#### [What is needed]
Could you write out the records below exactly, without omitting a line?

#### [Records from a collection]
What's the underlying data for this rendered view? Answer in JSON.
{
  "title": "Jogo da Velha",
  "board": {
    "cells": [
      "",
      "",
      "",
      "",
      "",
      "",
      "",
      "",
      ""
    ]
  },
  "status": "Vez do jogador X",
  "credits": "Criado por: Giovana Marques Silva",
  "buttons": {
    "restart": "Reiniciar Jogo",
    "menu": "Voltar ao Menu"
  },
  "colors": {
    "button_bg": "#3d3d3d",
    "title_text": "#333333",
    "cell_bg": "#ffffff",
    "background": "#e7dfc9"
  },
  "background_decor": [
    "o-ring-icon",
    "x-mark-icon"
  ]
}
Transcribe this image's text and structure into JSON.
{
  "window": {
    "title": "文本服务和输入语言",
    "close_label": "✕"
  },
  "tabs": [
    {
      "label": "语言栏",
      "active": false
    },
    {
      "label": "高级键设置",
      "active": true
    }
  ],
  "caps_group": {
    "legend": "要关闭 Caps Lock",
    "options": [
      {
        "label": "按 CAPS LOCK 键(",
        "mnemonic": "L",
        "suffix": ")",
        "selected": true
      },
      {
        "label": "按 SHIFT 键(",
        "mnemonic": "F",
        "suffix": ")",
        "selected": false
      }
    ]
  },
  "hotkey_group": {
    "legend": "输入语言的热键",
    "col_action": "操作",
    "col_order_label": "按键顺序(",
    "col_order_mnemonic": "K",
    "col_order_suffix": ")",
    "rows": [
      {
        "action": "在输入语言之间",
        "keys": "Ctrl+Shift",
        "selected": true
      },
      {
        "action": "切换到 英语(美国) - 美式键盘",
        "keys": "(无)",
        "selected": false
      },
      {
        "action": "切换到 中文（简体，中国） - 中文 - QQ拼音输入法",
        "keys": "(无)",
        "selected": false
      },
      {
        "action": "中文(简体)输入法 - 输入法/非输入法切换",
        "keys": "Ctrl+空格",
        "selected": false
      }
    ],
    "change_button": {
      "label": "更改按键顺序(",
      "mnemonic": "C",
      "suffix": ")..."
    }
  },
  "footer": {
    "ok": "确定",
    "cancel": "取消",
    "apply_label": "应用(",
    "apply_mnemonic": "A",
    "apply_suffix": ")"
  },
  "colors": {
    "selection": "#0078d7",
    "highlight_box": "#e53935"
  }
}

#### [Exercise result]
What's the underlying data for this rendered view? Answer in JSON.
{
  "title": "Jogo da Velha",
  "board": {
    "cells": [
      "",
      "",
      "",
      "",
      "",
      "",
      "",
      "",
      ""
    ]
  },
  "status": "Vez do jogador X",
  "credits": "Criado por: Giovana Marques Silva",
  "buttons": {
    "restart": "Reiniciar Jogo",
    "menu": "Voltar ao Menu"
  },
  "colors": {
    "button_bg": "#3d3d3d",
    "title_text": "#333333",
    "cell_bg": "#ffffff",
    "background": "#e7dfc9"
  },
  "background_decor": [
    "o-ring-icon",
    "x-mark-icon"
  ]
}
Transcribe this image's text and structure into JSON.
{
  "window": {
    "title": "文本服务和输入语言",
    "close_label": "✕"
  },
  "tabs": [
    {
      "label": "语言栏",
      "active": false
    },
    {
      "label": "高级键设置",
      "active": true
    }
  ],
  "caps_group": {
    "legend": "要关闭 Caps Lock",
    "options": [
      {
        "label": "按 CAPS LOCK 键(",
        "mnemonic": "L",
        "suffix": ")",
        "selected": true
      },
      {
        "label": "按 SHIFT 键(",
        "mnemonic": "F",
        "suffix": ")",
        "selected": false
      }
    ]
  },
  "hotkey_group": {
    "legend": "输入语言的热键",
    "col_action": "操作",
    "col_order_label": "按键顺序(",
    "col_order_mnemonic": "K",
    "col_order_suffix": ")",
    "rows": [
      {
        "action": "在输入语言之间",
        "keys": "Ctrl+Shift",
        "selected": true
      },
      {
        "action": "切换到 英语(美国) - 美式键盘",
        "keys": "(无)",
        "selected": false
      },
      {
        "action": "切换到 中文（简体，中国） - 中文 - QQ拼音输入法",
        "keys": "(无)",
        "selected": false
      },
      {
        "action": "中文(简体)输入法 - 输入法/非输入法切换",
        "keys": "Ctrl+空格",
        "selected": false
      }
    ],
    "change_button": {
      "label": "更改按键顺序(",
      "mnemonic": "C",
      "suffix": ")..."
    }
  },
  "footer": {
    "ok": "确定",
    "cancel": "取消",
    "apply_label": "应用(",
    "apply_mnemonic": "A",
    "apply_suffix": ")"
  },
  "colors": {
    "selection": "#0078d7",
    "highlight_box": "#e53935"
  }
}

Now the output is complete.